Task instructions -
Please repeat exactly, and only, the lines from the one containing "What data populates" through the end of the records below, with no pictures.

Recorded information -
╭──

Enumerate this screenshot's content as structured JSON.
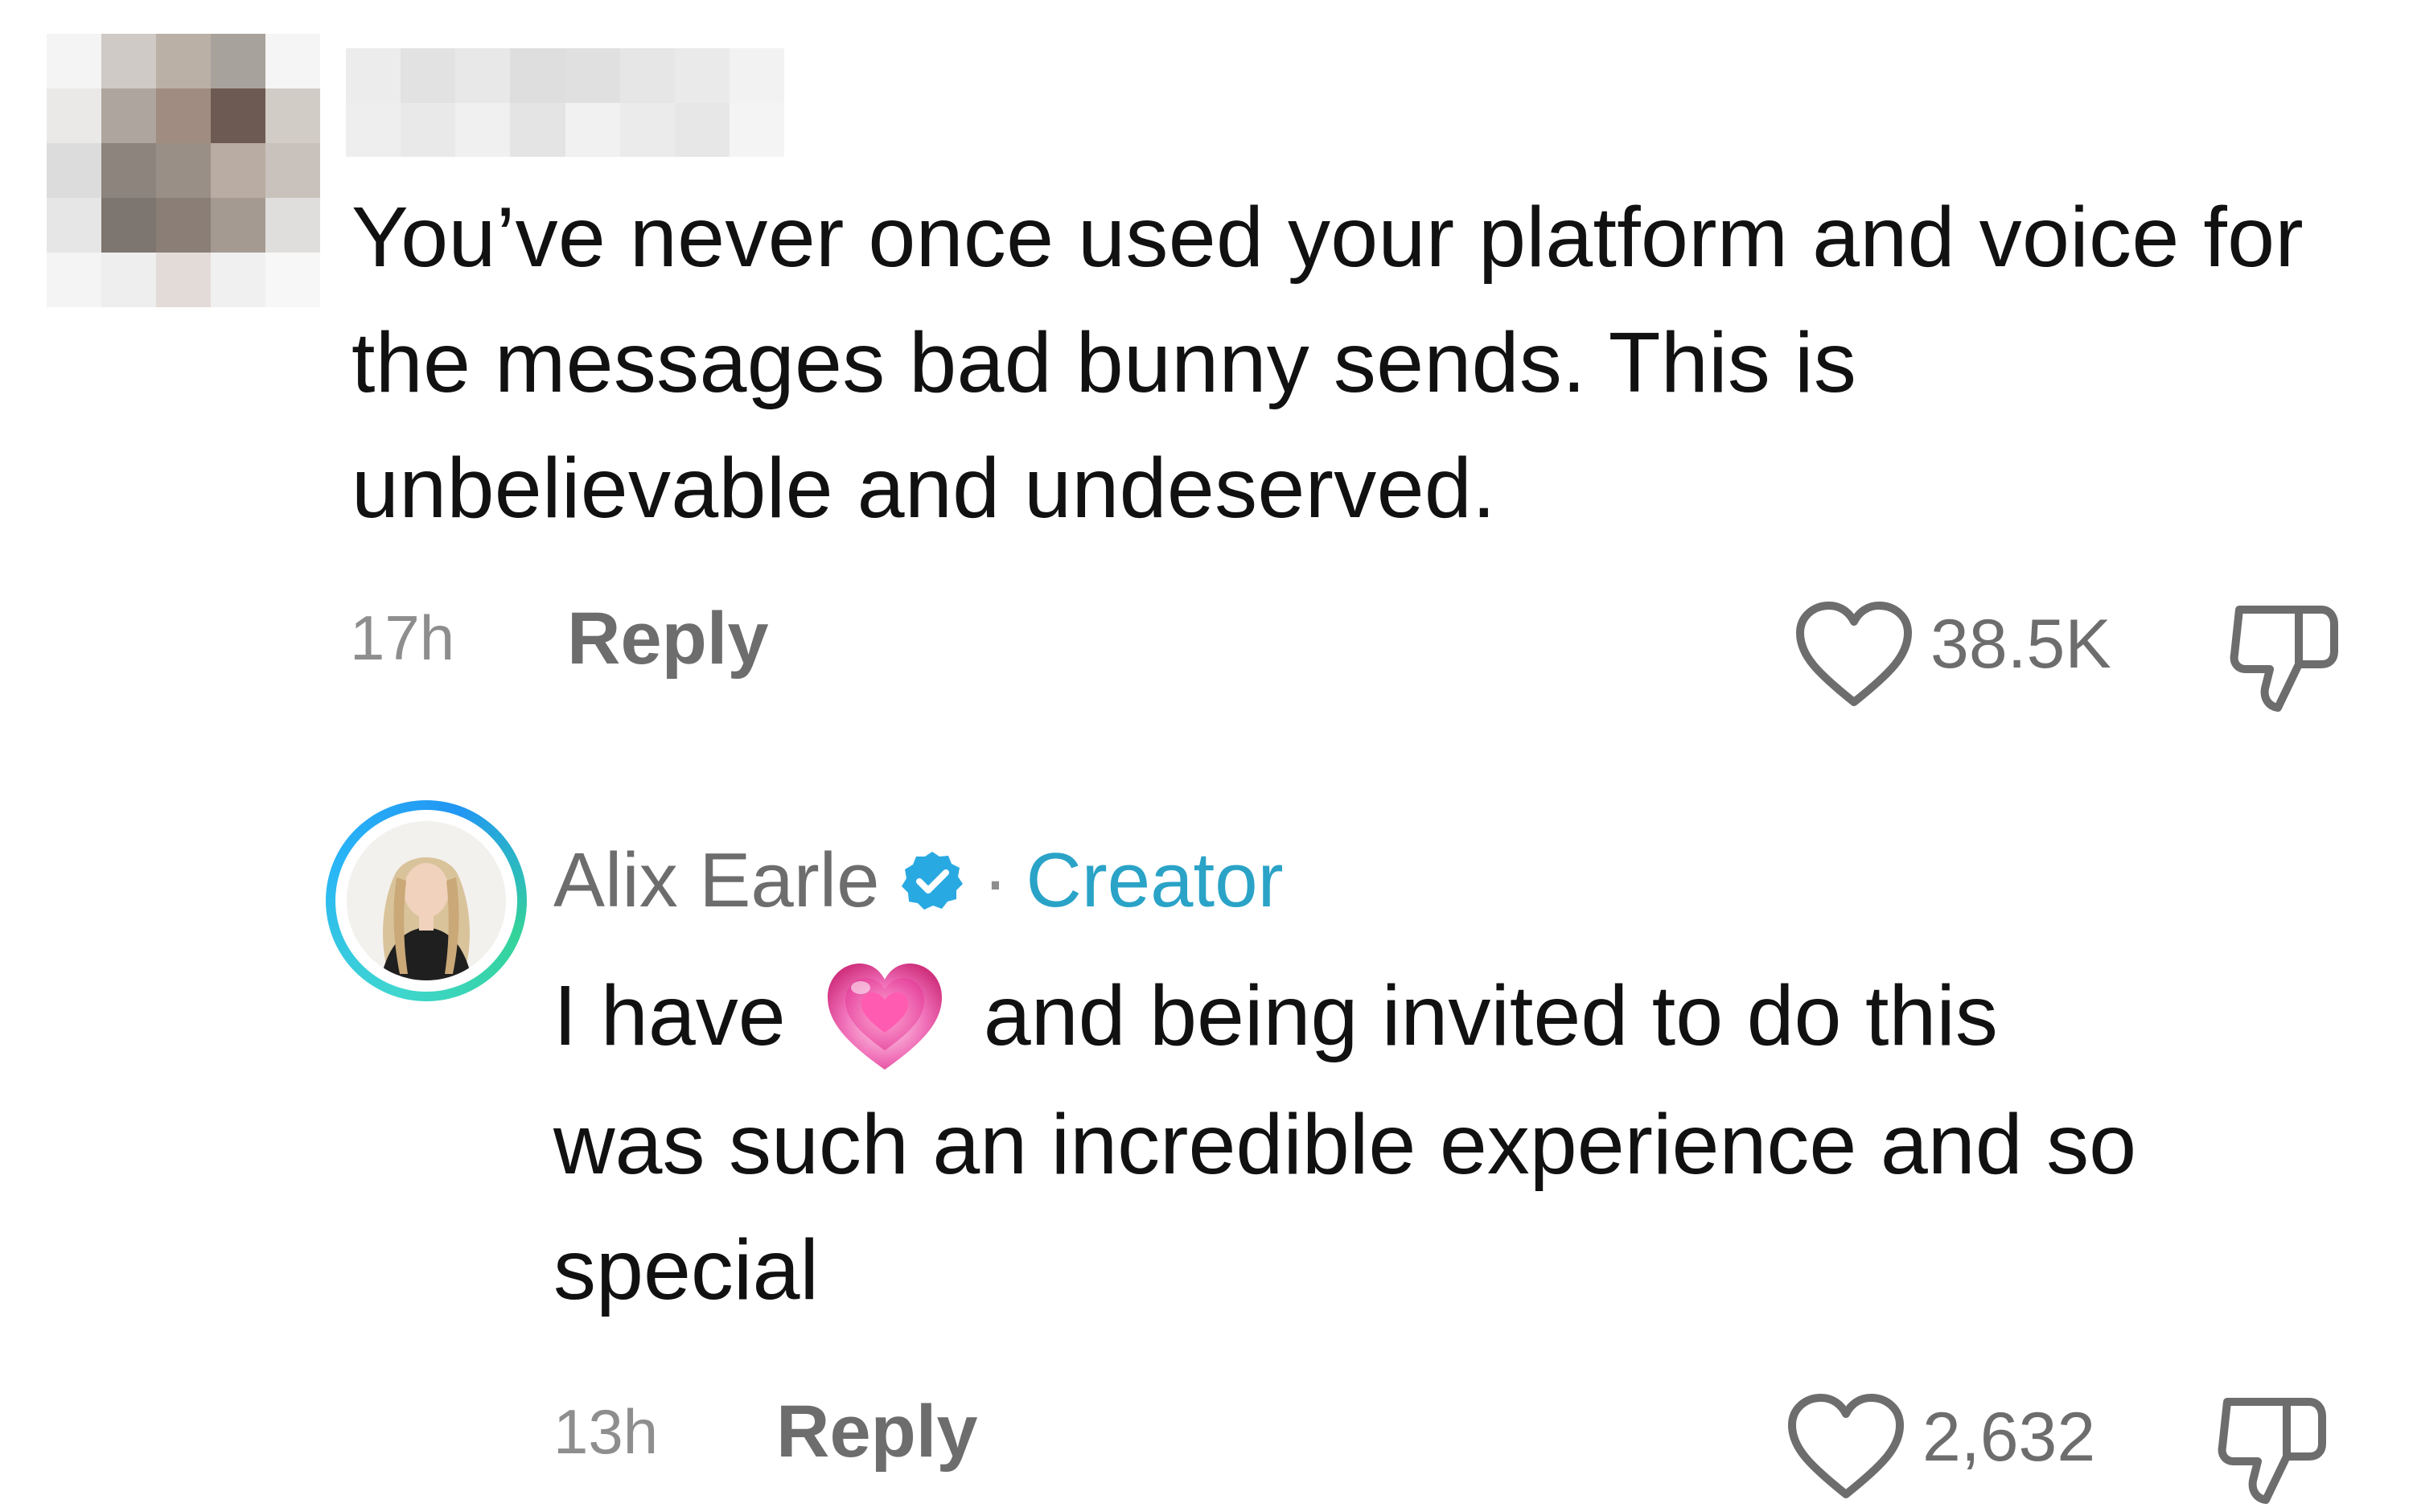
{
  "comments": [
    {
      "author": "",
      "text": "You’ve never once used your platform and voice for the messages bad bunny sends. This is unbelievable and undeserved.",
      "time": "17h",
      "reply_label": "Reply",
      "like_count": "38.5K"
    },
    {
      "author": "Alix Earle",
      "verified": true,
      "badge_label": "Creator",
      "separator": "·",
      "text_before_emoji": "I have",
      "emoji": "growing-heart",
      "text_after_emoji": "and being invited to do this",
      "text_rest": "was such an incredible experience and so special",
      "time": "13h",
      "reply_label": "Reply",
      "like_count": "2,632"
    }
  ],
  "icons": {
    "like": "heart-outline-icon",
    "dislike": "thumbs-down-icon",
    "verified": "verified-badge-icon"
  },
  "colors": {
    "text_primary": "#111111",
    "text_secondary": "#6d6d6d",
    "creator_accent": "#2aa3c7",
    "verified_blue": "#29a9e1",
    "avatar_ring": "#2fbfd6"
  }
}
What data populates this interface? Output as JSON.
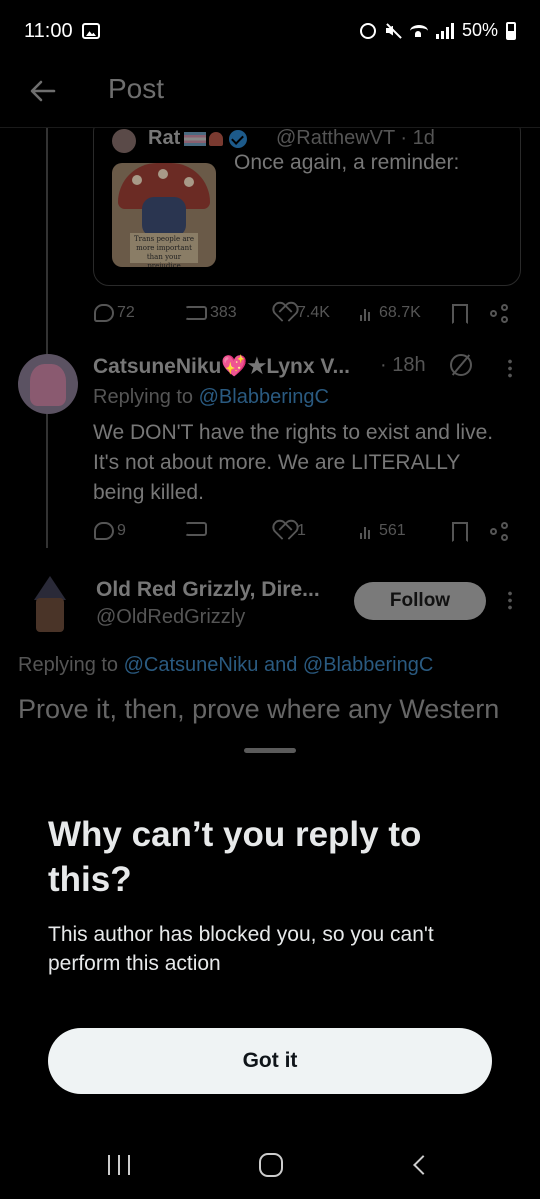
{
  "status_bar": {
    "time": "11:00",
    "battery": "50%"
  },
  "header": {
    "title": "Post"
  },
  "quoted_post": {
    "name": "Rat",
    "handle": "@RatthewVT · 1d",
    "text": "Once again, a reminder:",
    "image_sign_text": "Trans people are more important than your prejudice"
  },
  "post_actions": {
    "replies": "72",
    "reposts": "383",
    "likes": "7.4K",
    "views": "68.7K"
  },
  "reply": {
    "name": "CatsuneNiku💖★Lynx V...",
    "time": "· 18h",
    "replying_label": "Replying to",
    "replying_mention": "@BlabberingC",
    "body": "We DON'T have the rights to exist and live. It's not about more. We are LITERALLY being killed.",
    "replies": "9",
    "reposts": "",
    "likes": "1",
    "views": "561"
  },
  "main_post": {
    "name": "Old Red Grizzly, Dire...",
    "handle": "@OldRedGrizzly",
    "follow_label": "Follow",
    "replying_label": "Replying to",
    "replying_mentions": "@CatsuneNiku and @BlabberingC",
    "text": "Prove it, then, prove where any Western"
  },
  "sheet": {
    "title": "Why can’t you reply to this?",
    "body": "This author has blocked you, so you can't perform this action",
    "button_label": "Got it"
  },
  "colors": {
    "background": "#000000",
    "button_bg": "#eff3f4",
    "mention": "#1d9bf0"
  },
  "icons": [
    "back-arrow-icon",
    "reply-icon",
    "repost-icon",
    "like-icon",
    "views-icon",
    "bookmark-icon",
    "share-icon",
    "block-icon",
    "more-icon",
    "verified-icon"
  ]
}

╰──

Result of the task -
What data populates this interface? Output as JSON.
{
  "status_bar": {
    "time": "11:00",
    "battery": "50%"
  },
  "header": {
    "title": "Post"
  },
  "quoted_post": {
    "name": "Rat",
    "handle": "@RatthewVT · 1d",
    "text": "Once again, a reminder:",
    "image_sign_text": "Trans people are more important than your prejudice"
  },
  "post_actions": {
    "replies": "72",
    "reposts": "383",
    "likes": "7.4K",
    "views": "68.7K"
  },
  "reply": {
    "name": "CatsuneNiku💖★Lynx V...",
    "time": "· 18h",
    "replying_label": "Replying to",
    "replying_mention": "@BlabberingC",
    "body": "We DON'T have the rights to exist and live. It's not about more. We are LITERALLY being killed.",
    "replies": "9",
    "reposts": "",
    "likes": "1",
    "views": "561"
  },
  "main_post": {
    "name": "Old Red Grizzly, Dire...",
    "handle": "@OldRedGrizzly",
    "follow_label": "Follow",
    "replying_label": "Replying to",
    "replying_mentions": "@CatsuneNiku and @BlabberingC",
    "text": "Prove it, then, prove where any Western"
  },
  "sheet": {
    "title": "Why can’t you reply to this?",
    "body": "This author has blocked you, so you can't perform this action",
    "button_label": "Got it"
  },
  "colors": {
    "background": "#000000",
    "button_bg": "#eff3f4",
    "mention": "#1d9bf0"
  },
  "icons": [
    "back-arrow-icon",
    "reply-icon",
    "repost-icon",
    "like-icon",
    "views-icon",
    "bookmark-icon",
    "share-icon",
    "block-icon",
    "more-icon",
    "verified-icon"
  ]
}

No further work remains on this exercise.